Exercise: Could you repeat every line below exactly, skipping the images?

Extracted information:
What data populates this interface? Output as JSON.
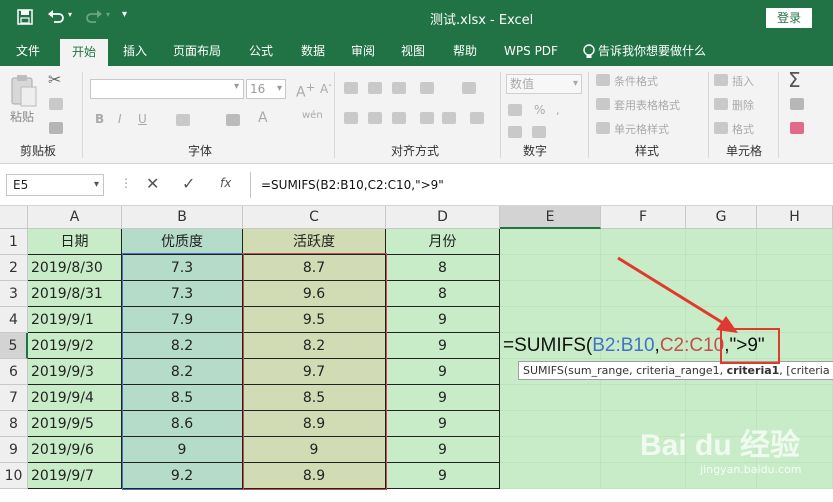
{
  "window": {
    "title": "测试.xlsx  -  Excel",
    "login_label": "登录"
  },
  "menu": [
    {
      "label": "文件",
      "active": false
    },
    {
      "label": "开始",
      "active": true
    },
    {
      "label": "插入",
      "active": false
    },
    {
      "label": "页面布局",
      "active": false
    },
    {
      "label": "公式",
      "active": false
    },
    {
      "label": "数据",
      "active": false
    },
    {
      "label": "审阅",
      "active": false
    },
    {
      "label": "视图",
      "active": false
    },
    {
      "label": "帮助",
      "active": false
    },
    {
      "label": "WPS PDF",
      "active": false
    }
  ],
  "tell_me": "告诉我你想要做什么",
  "ribbon": {
    "paste_label": "粘贴",
    "font_size": "16",
    "number_format": "数值",
    "conditional_format": "条件格式",
    "table_format": "套用表格格式",
    "cell_style": "单元格样式",
    "insert": "插入",
    "delete": "删除",
    "format": "格式",
    "groups": {
      "clipboard": "剪贴板",
      "font": "字体",
      "alignment": "对齐方式",
      "number": "数字",
      "styles": "样式",
      "cells": "单元格"
    }
  },
  "formula_bar": {
    "name_box": "E5",
    "fx": "fx",
    "formula": "=SUMIFS(B2:B10,C2:C10,\">9\""
  },
  "columns": [
    "A",
    "B",
    "C",
    "D",
    "E",
    "F",
    "G",
    "H"
  ],
  "rows": [
    "1",
    "2",
    "3",
    "4",
    "5",
    "6",
    "7",
    "8",
    "9",
    "10"
  ],
  "table": {
    "headers": [
      "日期",
      "优质度",
      "活跃度",
      "月份"
    ],
    "data": [
      [
        "2019/8/30",
        "7.3",
        "8.7",
        "8"
      ],
      [
        "2019/8/31",
        "7.3",
        "9.6",
        "8"
      ],
      [
        "2019/9/1",
        "7.9",
        "9.5",
        "9"
      ],
      [
        "2019/9/2",
        "8.2",
        "8.2",
        "9"
      ],
      [
        "2019/9/3",
        "8.2",
        "9.7",
        "9"
      ],
      [
        "2019/9/4",
        "8.5",
        "8.5",
        "9"
      ],
      [
        "2019/9/5",
        "8.6",
        "8.9",
        "9"
      ],
      [
        "2019/9/6",
        "9",
        "9",
        "9"
      ],
      [
        "2019/9/7",
        "9.2",
        "8.9",
        "9"
      ]
    ]
  },
  "edit_cell": {
    "prefix": "=SUMIFS(",
    "ref1": "B2:B10",
    "comma1": ",",
    "ref2": "C2:C10",
    "comma2": ",",
    "criteria": "\">9\""
  },
  "tooltip": {
    "prefix": "SUMIFS(sum_range, criteria_range1, ",
    "bold": "criteria1",
    "suffix": ", [criteria"
  },
  "watermark": {
    "brand": "Bai du 经验",
    "url": "jingyan.baidu.com"
  },
  "colors": {
    "excel_green": "#217346",
    "cell_fill": "#c8ecc8",
    "ref_blue": "#4472c4",
    "ref_red": "#c0504d",
    "annotation_red": "#e03a2f"
  }
}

Exercise response:
What data populates this interface? Output as JSON.
{
  "window": {
    "title": "测试.xlsx  -  Excel",
    "login_label": "登录"
  },
  "menu": [
    {
      "label": "文件",
      "active": false
    },
    {
      "label": "开始",
      "active": true
    },
    {
      "label": "插入",
      "active": false
    },
    {
      "label": "页面布局",
      "active": false
    },
    {
      "label": "公式",
      "active": false
    },
    {
      "label": "数据",
      "active": false
    },
    {
      "label": "审阅",
      "active": false
    },
    {
      "label": "视图",
      "active": false
    },
    {
      "label": "帮助",
      "active": false
    },
    {
      "label": "WPS PDF",
      "active": false
    }
  ],
  "tell_me": "告诉我你想要做什么",
  "ribbon": {
    "paste_label": "粘贴",
    "font_size": "16",
    "number_format": "数值",
    "conditional_format": "条件格式",
    "table_format": "套用表格格式",
    "cell_style": "单元格样式",
    "insert": "插入",
    "delete": "删除",
    "format": "格式",
    "groups": {
      "clipboard": "剪贴板",
      "font": "字体",
      "alignment": "对齐方式",
      "number": "数字",
      "styles": "样式",
      "cells": "单元格"
    }
  },
  "formula_bar": {
    "name_box": "E5",
    "fx": "fx",
    "formula": "=SUMIFS(B2:B10,C2:C10,\">9\""
  },
  "columns": [
    "A",
    "B",
    "C",
    "D",
    "E",
    "F",
    "G",
    "H"
  ],
  "rows": [
    "1",
    "2",
    "3",
    "4",
    "5",
    "6",
    "7",
    "8",
    "9",
    "10"
  ],
  "table": {
    "headers": [
      "日期",
      "优质度",
      "活跃度",
      "月份"
    ],
    "data": [
      [
        "2019/8/30",
        "7.3",
        "8.7",
        "8"
      ],
      [
        "2019/8/31",
        "7.3",
        "9.6",
        "8"
      ],
      [
        "2019/9/1",
        "7.9",
        "9.5",
        "9"
      ],
      [
        "2019/9/2",
        "8.2",
        "8.2",
        "9"
      ],
      [
        "2019/9/3",
        "8.2",
        "9.7",
        "9"
      ],
      [
        "2019/9/4",
        "8.5",
        "8.5",
        "9"
      ],
      [
        "2019/9/5",
        "8.6",
        "8.9",
        "9"
      ],
      [
        "2019/9/6",
        "9",
        "9",
        "9"
      ],
      [
        "2019/9/7",
        "9.2",
        "8.9",
        "9"
      ]
    ]
  },
  "edit_cell": {
    "prefix": "=SUMIFS(",
    "ref1": "B2:B10",
    "comma1": ",",
    "ref2": "C2:C10",
    "comma2": ",",
    "criteria": "\">9\""
  },
  "tooltip": {
    "prefix": "SUMIFS(sum_range, criteria_range1, ",
    "bold": "criteria1",
    "suffix": ", [criteria"
  },
  "watermark": {
    "brand": "Bai du 经验",
    "url": "jingyan.baidu.com"
  },
  "colors": {
    "excel_green": "#217346",
    "cell_fill": "#c8ecc8",
    "ref_blue": "#4472c4",
    "ref_red": "#c0504d",
    "annotation_red": "#e03a2f"
  }
}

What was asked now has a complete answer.